Ryanair, the EU’s largest budget airline, will exercise its option to purchase 75 new Boeing 737 MAX, raising its total order to 210 jets. Boeing and the Dublin-based carrier confirmed the order following a published report by Reuters.
"As soon as the COVID-19 virus recedes – and it likely will in 2021 with the rollout of multiple effective vaccines – Ryanair and our partner airports across Europe will – with these environmentally efficient aircraft – rapidly restore flights and schedules, recover lost traffic and help the nations of Europe recover their tourism industries, and get young people back to work across the cities, beaches, and ski resorts of the European Union," stated Ryanair Group CEO Michael O'Leary .
The value of the order was not announced. While a book value for 75 737 MAX jets would be about $9 billion, the report detailed that the negotiations involved Boeing compensating Ryanair for delays in delivery of previously ordered aircraft, a result of the 20-month-long grounding of the 737 MAX.
The OEM is reported to be negotiating similar terms with Southwest Airlines, like Ryanair one of Boeing’s largest customers for the 737 MAX.
Boeing is working to resume deliveries of its best-selling aircraft following the lifting of the Federal Aviation grounding order on the 737 MAX, November 18. Brazilian authorities have since followed FAA’s decision.
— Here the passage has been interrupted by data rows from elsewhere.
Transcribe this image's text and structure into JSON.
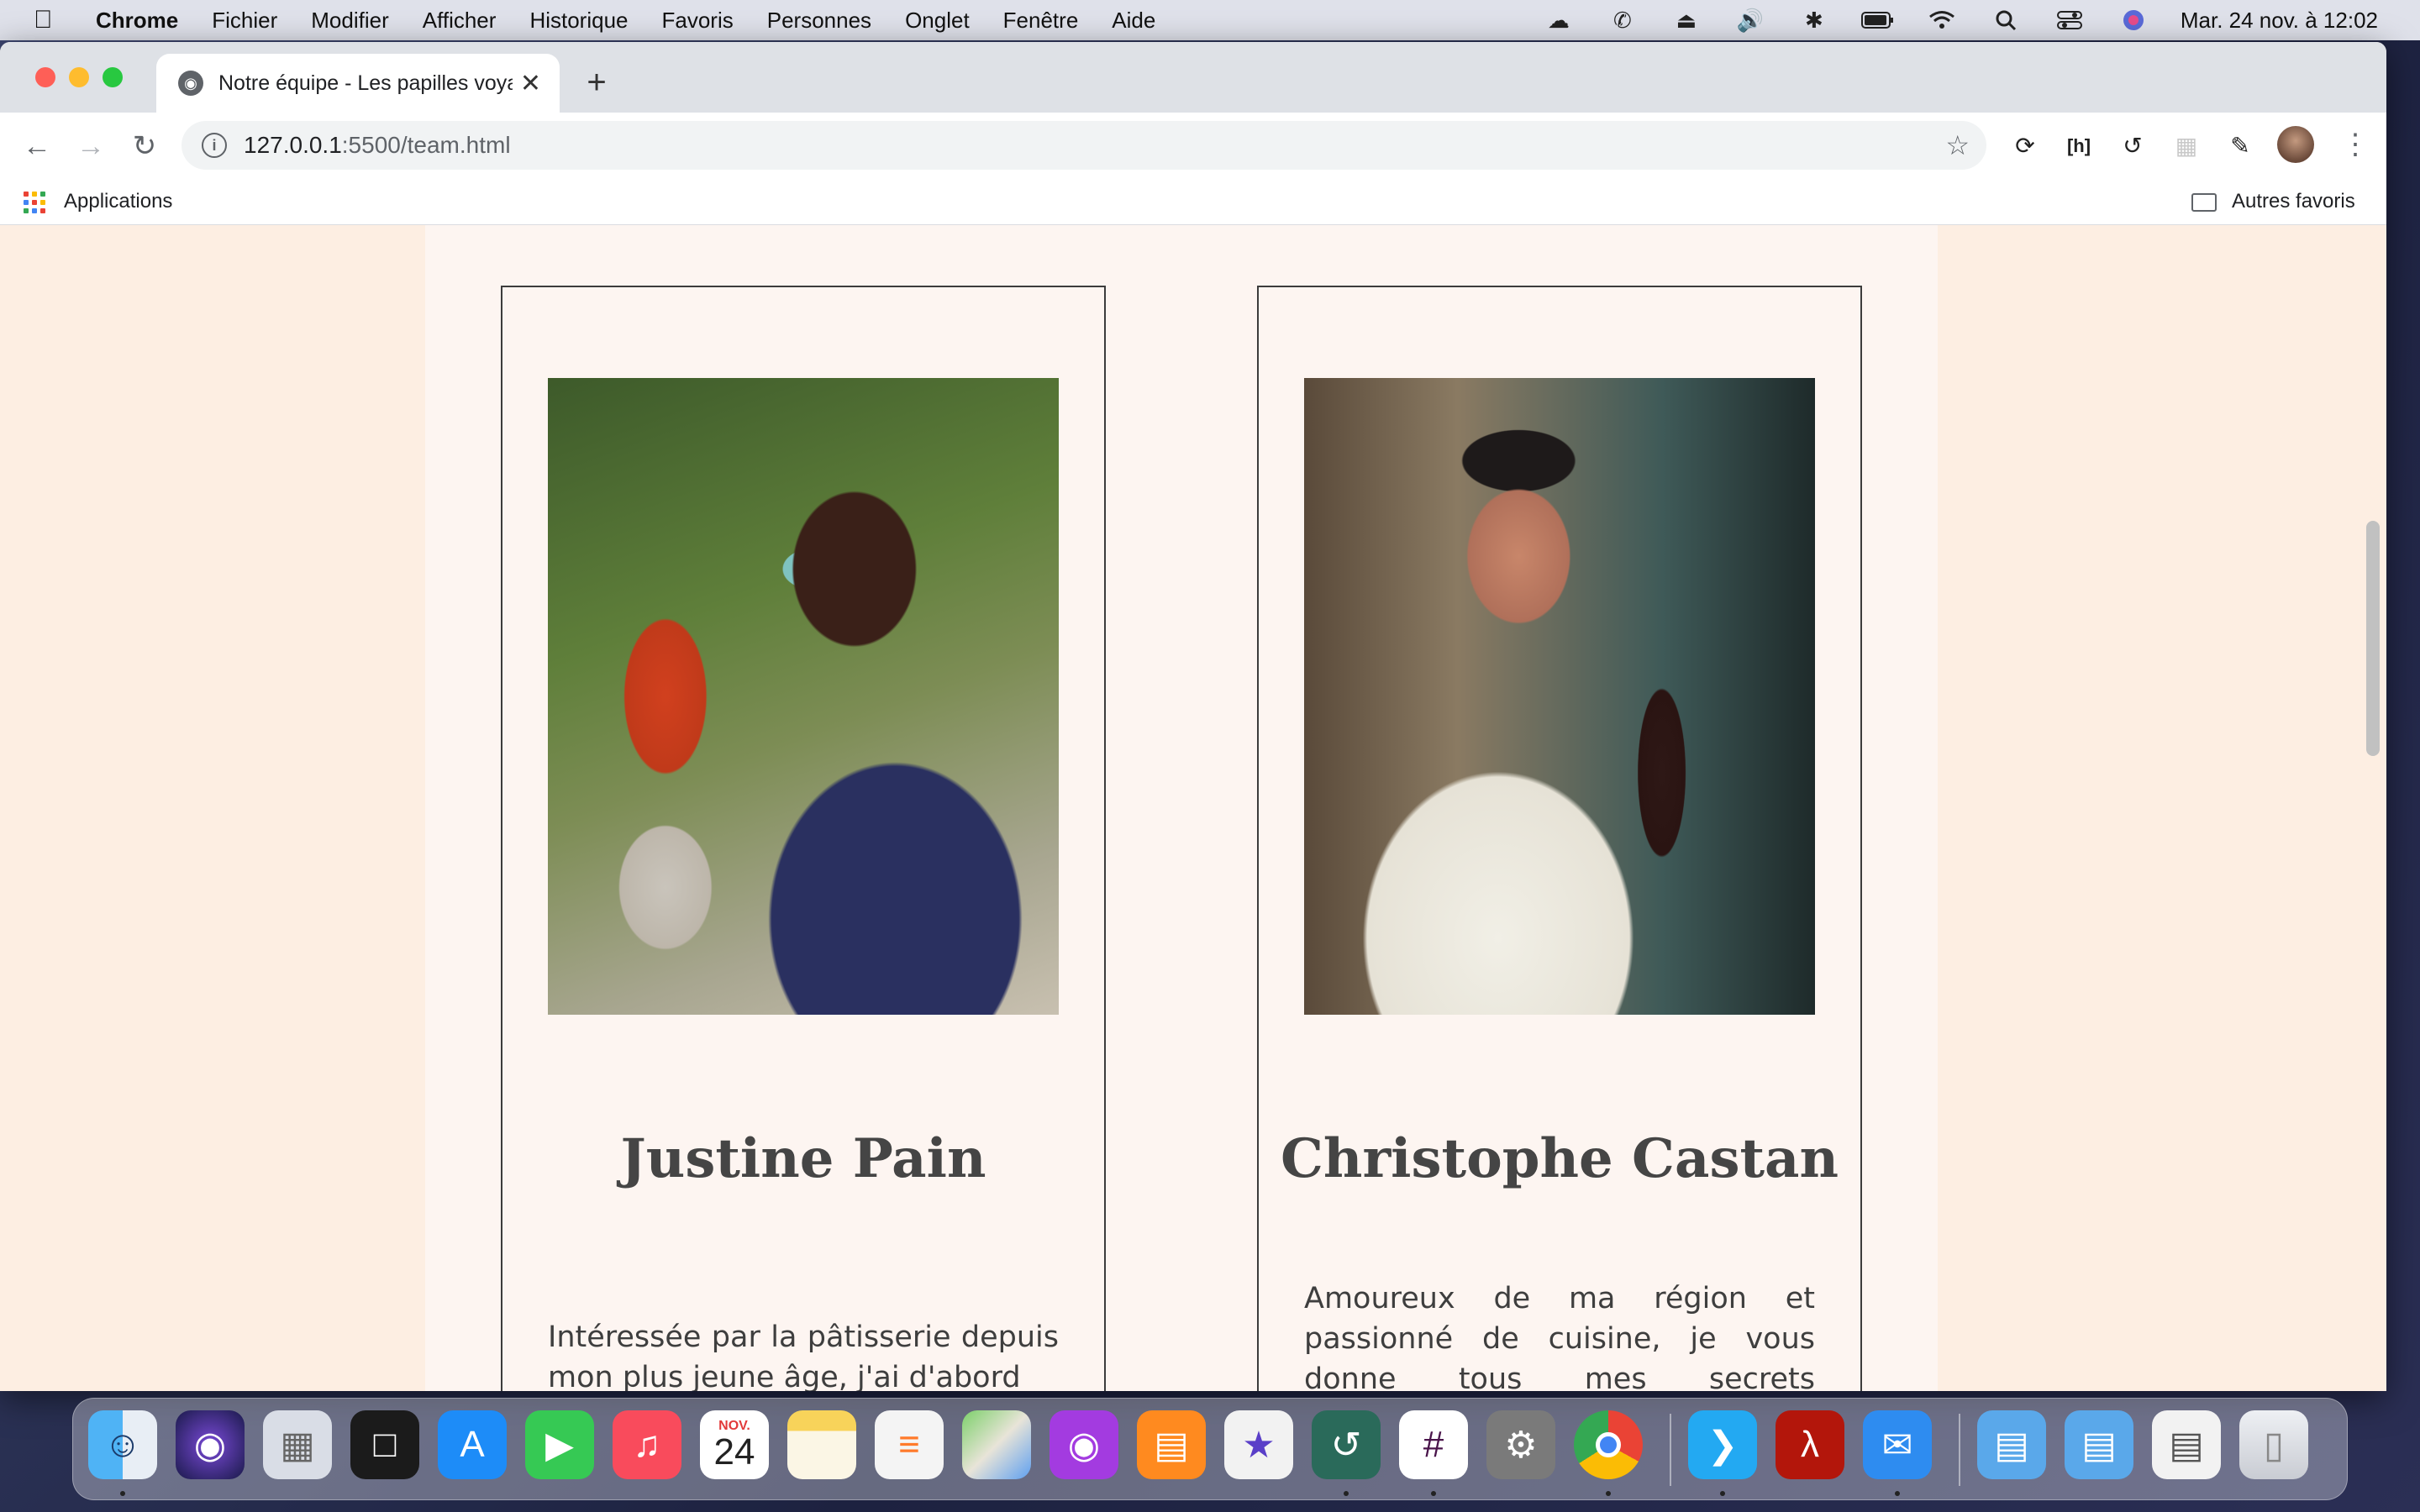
{
  "menubar": {
    "app_name": "Chrome",
    "items": [
      "Fichier",
      "Modifier",
      "Afficher",
      "Historique",
      "Favoris",
      "Personnes",
      "Onglet",
      "Fenêtre",
      "Aide"
    ],
    "clock": "Mar. 24 nov. à  12:02",
    "status_icons": [
      "cloud-upload-icon",
      "phone-icon",
      "eject-icon",
      "volume-icon",
      "bluetooth-icon",
      "battery-icon",
      "wifi-icon",
      "spotlight-search-icon",
      "control-center-icon",
      "siri-icon"
    ]
  },
  "browser": {
    "tab_title": "Notre équipe - Les papilles voyageuses",
    "url_host": "127.0.0.1",
    "url_rest": ":5500/team.html",
    "bookmarks": {
      "apps_label": "Applications",
      "other_label": "Autres favoris"
    }
  },
  "team": {
    "members": [
      {
        "name": "Justine Pain",
        "bio": "Intéressée par la pâtisserie depuis mon plus jeune âge, j'ai d'abord"
      },
      {
        "name": "Christophe Castan",
        "bio": "Amoureux de ma région et passionné de cuisine, je vous donne tous mes secrets culinaires, sans"
      }
    ]
  },
  "dock": {
    "calendar_month": "NOV.",
    "calendar_day": "24",
    "apps": [
      "finder-icon",
      "siri-icon",
      "launchpad-icon",
      "mission-control-icon",
      "app-store-icon",
      "facetime-icon",
      "music-icon",
      "calendar-icon",
      "notes-icon",
      "reminders-icon",
      "maps-icon",
      "podcasts-icon",
      "books-icon",
      "imovie-icon",
      "time-machine-icon",
      "slack-icon",
      "system-preferences-icon",
      "chrome-icon",
      "vscode-icon",
      "acrobat-icon",
      "mail-icon",
      "folder-icon",
      "folder-icon",
      "preview-icon",
      "trash-icon"
    ]
  }
}
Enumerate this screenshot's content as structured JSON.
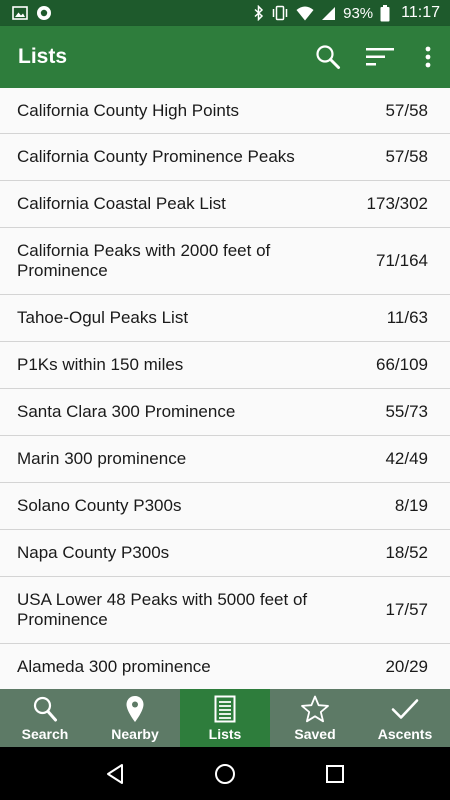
{
  "status_bar": {
    "battery": "93%",
    "time": "11:17"
  },
  "app_bar": {
    "title": "Lists"
  },
  "lists": [
    {
      "name": "California County High Points",
      "count": "57/58"
    },
    {
      "name": "California County Prominence Peaks",
      "count": "57/58"
    },
    {
      "name": "California Coastal Peak List",
      "count": "173/302"
    },
    {
      "name": "California Peaks with 2000 feet of Prominence",
      "count": "71/164"
    },
    {
      "name": "Tahoe-Ogul Peaks List",
      "count": "11/63"
    },
    {
      "name": "P1Ks within 150 miles",
      "count": "66/109"
    },
    {
      "name": "Santa Clara 300 Prominence",
      "count": "55/73"
    },
    {
      "name": "Marin 300 prominence",
      "count": "42/49"
    },
    {
      "name": "Solano County P300s",
      "count": "8/19"
    },
    {
      "name": "Napa County P300s",
      "count": "18/52"
    },
    {
      "name": "USA Lower 48 Peaks with 5000 feet of Prominence",
      "count": "17/57"
    },
    {
      "name": "Alameda 300 prominence",
      "count": "20/29"
    }
  ],
  "bottom_nav": {
    "items": [
      {
        "label": "Search",
        "icon": "search-icon"
      },
      {
        "label": "Nearby",
        "icon": "location-pin-icon"
      },
      {
        "label": "Lists",
        "icon": "list-icon",
        "active": true
      },
      {
        "label": "Saved",
        "icon": "star-icon"
      },
      {
        "label": "Ascents",
        "icon": "checkmark-icon"
      }
    ]
  },
  "colors": {
    "status_bar": "#1e5a2c",
    "app_bar": "#2e7d3c",
    "bottom_nav": "#5d7a66",
    "bottom_nav_active": "#2e7d3c"
  }
}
The European Union Aviation Safety Agency (EASA) has indicated it will lift its grounding order in January 2021.
Ryanair is one of the world’s largest operators of the 737-800 (the preceding design of the current model) and was the “launch customer” for the 737 MAX 8 with an order for 100 aircraft in 2014. That was followed with an order for 10 more 737 MAX 8s in 2017, and then 25 more in 2018.
None of these aircraft have yet been delivered to Ryanair.
The 737 MAX was grounded by FAA, EASA, and other regulating bodies in March 2019 after the second of two crashes that together killed 346 passengers and crew members. Boeing halted all deliveries at that time, though production of new aircraft continued.
Investigations into the two crashes resulted in Boeing redeveloping the 737 MAX Maneuvering Characteristics Augmentation System (MCAS), the flight control software cited as the cause of the two crashes. Reportedly, the previous flight-control software misidentified the jets' "angle of attack" (AOA), and prevented the Lion Air and Ethiopian Airlines pilots from overriding an automated descent that resulted in the two incidents.